**Problem statement:** Write out every record below exactly, so that nothing differs from what is shown.

**Data provided:**
****
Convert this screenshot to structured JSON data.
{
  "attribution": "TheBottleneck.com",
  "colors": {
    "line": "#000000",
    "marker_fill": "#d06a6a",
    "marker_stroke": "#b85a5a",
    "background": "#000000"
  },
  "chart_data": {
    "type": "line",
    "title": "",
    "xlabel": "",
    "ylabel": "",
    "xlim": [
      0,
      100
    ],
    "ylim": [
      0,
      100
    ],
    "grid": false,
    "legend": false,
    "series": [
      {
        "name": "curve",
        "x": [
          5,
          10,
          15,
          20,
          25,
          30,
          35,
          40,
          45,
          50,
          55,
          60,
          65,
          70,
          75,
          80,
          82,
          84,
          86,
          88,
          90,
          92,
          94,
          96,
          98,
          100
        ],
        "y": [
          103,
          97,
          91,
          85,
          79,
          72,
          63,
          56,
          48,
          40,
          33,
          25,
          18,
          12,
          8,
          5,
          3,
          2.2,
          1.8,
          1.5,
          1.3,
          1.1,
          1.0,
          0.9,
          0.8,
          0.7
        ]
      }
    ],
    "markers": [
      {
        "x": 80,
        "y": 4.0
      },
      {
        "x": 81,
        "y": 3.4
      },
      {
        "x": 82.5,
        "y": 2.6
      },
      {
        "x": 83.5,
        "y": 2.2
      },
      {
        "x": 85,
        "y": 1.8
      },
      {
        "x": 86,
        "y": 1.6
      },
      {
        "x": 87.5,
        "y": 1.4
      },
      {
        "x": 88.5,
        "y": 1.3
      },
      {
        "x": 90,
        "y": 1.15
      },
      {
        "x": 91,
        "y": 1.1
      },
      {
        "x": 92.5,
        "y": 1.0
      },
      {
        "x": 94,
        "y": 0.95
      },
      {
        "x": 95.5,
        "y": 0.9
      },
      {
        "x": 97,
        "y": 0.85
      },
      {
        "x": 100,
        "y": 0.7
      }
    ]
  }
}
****
**Output for this task:**
Convert this screenshot to structured JSON data.
{
  "attribution": "TheBottleneck.com",
  "colors": {
    "line": "#000000",
    "marker_fill": "#d06a6a",
    "marker_stroke": "#b85a5a",
    "background": "#000000"
  },
  "chart_data": {
    "type": "line",
    "title": "",
    "xlabel": "",
    "ylabel": "",
    "xlim": [
      0,
      100
    ],
    "ylim": [
      0,
      100
    ],
    "grid": false,
    "legend": false,
    "series": [
      {
        "name": "curve",
        "x": [
          5,
          10,
          15,
          20,
          25,
          30,
          35,
          40,
          45,
          50,
          55,
          60,
          65,
          70,
          75,
          80,
          82,
          84,
          86,
          88,
          90,
          92,
          94,
          96,
          98,
          100
        ],
        "y": [
          103,
          97,
          91,
          85,
          79,
          72,
          63,
          56,
          48,
          40,
          33,
          25,
          18,
          12,
          8,
          5,
          3,
          2.2,
          1.8,
          1.5,
          1.3,
          1.1,
          1.0,
          0.9,
          0.8,
          0.7
        ]
      }
    ],
    "markers": [
      {
        "x": 80,
        "y": 4.0
      },
      {
        "x": 81,
        "y": 3.4
      },
      {
        "x": 82.5,
        "y": 2.6
      },
      {
        "x": 83.5,
        "y": 2.2
      },
      {
        "x": 85,
        "y": 1.8
      },
      {
        "x": 86,
        "y": 1.6
      },
      {
        "x": 87.5,
        "y": 1.4
      },
      {
        "x": 88.5,
        "y": 1.3
      },
      {
        "x": 90,
        "y": 1.15
      },
      {
        "x": 91,
        "y": 1.1
      },
      {
        "x": 92.5,
        "y": 1.0
      },
      {
        "x": 94,
        "y": 0.95
      },
      {
        "x": 95.5,
        "y": 0.9
      },
      {
        "x": 97,
        "y": 0.85
      },
      {
        "x": 100,
        "y": 0.7
      }
    ]
  }
}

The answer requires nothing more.